Sometimes, you’re in a rush. But in litigation, it's not usually easy to get the information you need as quickly as you might want it. Discovery, after all, typically does not begin prior to an initial meet and confer. That can be a problem when you need to access evidence that could disappear should the case progress at a normal pace, for example, or you need to seek out data to support or resist a motion for injunctive relief early in the litigation. In such cases, expedited discovery may be available.

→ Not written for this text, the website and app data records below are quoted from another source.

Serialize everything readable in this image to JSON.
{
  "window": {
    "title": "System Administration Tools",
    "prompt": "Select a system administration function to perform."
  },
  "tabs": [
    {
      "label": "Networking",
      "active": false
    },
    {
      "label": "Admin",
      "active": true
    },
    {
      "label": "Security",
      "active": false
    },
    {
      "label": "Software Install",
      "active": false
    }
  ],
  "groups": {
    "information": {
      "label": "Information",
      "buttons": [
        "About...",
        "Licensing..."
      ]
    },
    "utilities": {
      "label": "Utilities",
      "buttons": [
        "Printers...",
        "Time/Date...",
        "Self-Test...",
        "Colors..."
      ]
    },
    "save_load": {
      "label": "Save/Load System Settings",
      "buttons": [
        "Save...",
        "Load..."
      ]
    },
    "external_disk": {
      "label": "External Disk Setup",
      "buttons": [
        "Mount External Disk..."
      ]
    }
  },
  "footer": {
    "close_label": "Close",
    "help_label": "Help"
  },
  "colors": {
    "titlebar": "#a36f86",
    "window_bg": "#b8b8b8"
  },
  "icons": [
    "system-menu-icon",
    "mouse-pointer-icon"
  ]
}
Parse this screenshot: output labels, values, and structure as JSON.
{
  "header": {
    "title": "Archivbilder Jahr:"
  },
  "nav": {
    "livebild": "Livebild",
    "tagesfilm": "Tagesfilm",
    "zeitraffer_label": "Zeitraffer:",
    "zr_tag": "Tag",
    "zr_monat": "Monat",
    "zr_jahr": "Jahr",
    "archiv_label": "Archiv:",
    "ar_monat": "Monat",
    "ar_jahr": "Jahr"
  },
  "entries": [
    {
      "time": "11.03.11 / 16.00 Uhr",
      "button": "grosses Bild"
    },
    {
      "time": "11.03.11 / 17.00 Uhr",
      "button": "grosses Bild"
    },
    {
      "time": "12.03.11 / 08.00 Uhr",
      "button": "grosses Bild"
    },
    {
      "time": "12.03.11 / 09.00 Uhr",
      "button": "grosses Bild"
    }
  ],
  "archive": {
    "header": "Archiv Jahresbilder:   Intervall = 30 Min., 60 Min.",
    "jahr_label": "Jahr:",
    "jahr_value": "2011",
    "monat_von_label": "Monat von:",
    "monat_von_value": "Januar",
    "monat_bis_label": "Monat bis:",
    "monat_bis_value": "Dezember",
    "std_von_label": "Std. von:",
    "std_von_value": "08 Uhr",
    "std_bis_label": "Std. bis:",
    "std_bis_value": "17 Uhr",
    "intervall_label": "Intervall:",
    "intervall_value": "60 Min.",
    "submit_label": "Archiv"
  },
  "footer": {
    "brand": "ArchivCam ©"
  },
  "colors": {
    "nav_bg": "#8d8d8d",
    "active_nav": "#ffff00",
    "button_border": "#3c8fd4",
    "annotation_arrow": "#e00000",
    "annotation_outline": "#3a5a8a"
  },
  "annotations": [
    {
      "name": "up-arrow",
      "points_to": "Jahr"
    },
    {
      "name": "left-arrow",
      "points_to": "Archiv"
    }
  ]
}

In federal litigation, the Federal Rules of Civil Procedure offer several opportunities to conduct discovery early in an action. Under Rule 26(d)(1), for example, a party is prohibited from seeking discovery before the parties Rule 26(f) meet and confer, unless authorized by court order. Under Rule 30(a)(2)(A)(iii), a party “must obtain leave of court… if the parties have not stipulated to the deposition and… the party seeks to take the deposition before the time specified in Rule 26(d).”